The crime charged in the deposition taken before the magistrate was that the relator had committed the crime of perjury, under the following circumstances: That the Metropolitan Life Insurance Company was, subject to the provisions of the insurance law, required annually on the 1st day of January, or within two months thereafter, to file in the office of the Superintendent of Insurance a statement, verified by the oath of at least two of the principal officers of the said corporation, showing its condition on the 31st of December then next preceding; that such statement should be in such form and should contain such matters as the superintendent should prescribe; that on the 26th day of January, 1905, the relator personally appeared before a notary public, [113 N.Y.S. 508] produced before him a certain statement in writing purporting to be the annual statement of the Metropolitan Life Insurance Company so required by law to be made, and which such statement purported to be a true statement of the condition of the Metropolitan Life Insurance Company on the 31st of December, 1904; that the said statement contained the following item: " 3. Loans secured by pledge of bonds, stocks or other collateral, per Schedule C,--0" ; by which said item in said statement it was then and there made to appear, and the said item purported to indicate and set forth, and did in substance and effect then and there signify and declare, that on the 31st of December, 1904, there was owed to the Metropolitan Life Insurance Company no money whatever because of any loans theretofore made by the said Metropolitan Life Insurance Company upon the pledge with it of any bonds, stocks, or other collateral--

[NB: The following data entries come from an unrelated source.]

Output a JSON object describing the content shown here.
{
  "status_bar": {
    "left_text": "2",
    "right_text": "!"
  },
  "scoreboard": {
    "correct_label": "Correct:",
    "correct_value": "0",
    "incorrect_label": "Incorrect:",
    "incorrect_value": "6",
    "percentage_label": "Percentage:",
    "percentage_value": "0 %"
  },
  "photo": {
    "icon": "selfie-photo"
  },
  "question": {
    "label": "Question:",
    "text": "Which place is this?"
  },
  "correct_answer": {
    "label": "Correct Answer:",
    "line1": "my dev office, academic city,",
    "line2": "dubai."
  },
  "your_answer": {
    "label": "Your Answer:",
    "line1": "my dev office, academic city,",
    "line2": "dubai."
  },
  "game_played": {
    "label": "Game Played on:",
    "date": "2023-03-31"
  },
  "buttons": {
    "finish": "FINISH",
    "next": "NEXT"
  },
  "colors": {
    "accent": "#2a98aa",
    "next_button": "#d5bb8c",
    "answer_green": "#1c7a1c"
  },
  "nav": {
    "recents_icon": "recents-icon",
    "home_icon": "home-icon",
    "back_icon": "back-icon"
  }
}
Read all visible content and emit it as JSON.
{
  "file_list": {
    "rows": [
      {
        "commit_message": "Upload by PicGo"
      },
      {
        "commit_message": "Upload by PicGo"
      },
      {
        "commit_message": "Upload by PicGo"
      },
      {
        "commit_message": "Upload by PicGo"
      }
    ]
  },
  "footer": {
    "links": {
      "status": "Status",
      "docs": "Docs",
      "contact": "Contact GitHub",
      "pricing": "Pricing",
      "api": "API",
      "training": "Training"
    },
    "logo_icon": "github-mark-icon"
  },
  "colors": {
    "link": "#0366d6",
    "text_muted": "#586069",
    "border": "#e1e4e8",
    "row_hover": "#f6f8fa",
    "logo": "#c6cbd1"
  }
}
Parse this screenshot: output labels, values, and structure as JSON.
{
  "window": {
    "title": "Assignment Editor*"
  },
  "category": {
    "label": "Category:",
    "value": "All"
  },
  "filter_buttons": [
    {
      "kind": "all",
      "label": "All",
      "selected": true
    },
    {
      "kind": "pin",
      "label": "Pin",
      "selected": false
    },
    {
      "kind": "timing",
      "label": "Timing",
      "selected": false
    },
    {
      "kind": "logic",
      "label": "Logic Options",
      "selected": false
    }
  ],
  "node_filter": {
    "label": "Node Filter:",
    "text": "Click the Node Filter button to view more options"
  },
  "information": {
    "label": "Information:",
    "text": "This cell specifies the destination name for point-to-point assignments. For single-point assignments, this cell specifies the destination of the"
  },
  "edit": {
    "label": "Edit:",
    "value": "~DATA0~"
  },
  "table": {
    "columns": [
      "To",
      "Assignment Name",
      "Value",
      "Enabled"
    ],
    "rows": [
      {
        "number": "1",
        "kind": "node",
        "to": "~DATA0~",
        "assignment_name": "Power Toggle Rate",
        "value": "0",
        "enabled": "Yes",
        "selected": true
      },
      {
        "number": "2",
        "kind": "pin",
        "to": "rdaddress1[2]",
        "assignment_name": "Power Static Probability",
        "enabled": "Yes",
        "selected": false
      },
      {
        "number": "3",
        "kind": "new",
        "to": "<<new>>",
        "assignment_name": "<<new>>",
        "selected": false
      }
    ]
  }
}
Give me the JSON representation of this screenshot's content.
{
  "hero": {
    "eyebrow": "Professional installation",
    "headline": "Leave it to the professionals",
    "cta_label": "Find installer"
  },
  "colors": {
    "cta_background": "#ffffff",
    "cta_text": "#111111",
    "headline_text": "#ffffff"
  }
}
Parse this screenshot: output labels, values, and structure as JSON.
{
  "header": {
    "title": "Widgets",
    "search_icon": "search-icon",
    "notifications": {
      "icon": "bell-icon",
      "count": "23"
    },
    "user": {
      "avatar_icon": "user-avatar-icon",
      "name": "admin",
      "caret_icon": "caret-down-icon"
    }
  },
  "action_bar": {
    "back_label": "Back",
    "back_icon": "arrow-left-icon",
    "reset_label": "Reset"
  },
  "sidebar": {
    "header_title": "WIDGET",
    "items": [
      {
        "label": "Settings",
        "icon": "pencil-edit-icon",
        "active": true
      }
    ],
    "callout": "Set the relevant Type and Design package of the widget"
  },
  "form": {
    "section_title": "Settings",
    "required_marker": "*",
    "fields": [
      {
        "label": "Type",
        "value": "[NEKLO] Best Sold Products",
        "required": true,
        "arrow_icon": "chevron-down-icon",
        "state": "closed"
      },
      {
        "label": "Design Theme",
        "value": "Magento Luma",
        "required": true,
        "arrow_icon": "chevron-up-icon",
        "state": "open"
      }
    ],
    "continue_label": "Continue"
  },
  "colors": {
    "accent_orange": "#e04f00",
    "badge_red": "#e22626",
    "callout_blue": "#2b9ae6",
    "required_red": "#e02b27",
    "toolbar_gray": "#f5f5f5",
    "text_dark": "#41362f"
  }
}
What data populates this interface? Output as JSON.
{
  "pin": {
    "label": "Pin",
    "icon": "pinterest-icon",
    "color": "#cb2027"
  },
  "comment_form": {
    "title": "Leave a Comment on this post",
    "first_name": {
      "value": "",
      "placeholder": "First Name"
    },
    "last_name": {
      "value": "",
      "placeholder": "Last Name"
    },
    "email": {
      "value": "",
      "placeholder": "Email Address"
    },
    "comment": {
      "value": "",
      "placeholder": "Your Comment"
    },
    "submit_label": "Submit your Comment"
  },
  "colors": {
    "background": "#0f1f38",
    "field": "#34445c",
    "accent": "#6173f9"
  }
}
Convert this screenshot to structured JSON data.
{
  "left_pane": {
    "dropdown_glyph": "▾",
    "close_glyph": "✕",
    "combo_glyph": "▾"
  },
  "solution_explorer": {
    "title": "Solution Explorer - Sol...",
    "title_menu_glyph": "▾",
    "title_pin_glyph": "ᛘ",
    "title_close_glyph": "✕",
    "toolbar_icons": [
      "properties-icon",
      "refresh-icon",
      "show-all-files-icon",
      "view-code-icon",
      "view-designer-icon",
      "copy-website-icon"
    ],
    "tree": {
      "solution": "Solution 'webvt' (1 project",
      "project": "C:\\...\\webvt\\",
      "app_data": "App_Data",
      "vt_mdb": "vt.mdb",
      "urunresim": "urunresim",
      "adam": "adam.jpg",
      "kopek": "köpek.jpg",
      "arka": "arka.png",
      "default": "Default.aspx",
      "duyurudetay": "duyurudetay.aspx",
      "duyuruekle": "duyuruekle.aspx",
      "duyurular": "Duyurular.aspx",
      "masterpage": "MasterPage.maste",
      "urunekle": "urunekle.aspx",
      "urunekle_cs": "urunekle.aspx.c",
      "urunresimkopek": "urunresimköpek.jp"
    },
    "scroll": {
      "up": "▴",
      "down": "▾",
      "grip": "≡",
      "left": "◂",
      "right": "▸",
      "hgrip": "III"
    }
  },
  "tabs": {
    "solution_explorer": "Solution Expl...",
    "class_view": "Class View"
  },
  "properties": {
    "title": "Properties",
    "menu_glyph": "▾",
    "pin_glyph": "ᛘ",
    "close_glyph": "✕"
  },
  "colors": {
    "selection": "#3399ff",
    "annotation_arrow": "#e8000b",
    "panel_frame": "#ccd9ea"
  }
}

" whereas, in truth and in fact, the statements contained in the said annual statement, and more particularly in the said schedule headed ‘ IV.--Ledger Assets,’ were not true, as the said John R. Hegeman then and there well knew, in that on the said 31st day of December, 1904, there was owing to the Metropolitan Life Insurance Company the sum of $1,492,875 because of loans theretofore made by the said Metropolitan Life Insurance Company to various persons, firms and individuals, upon the pledge by said persons, firms and individuals with the said Metropolitan Life Insurance Company of certain bonds, stocks and ...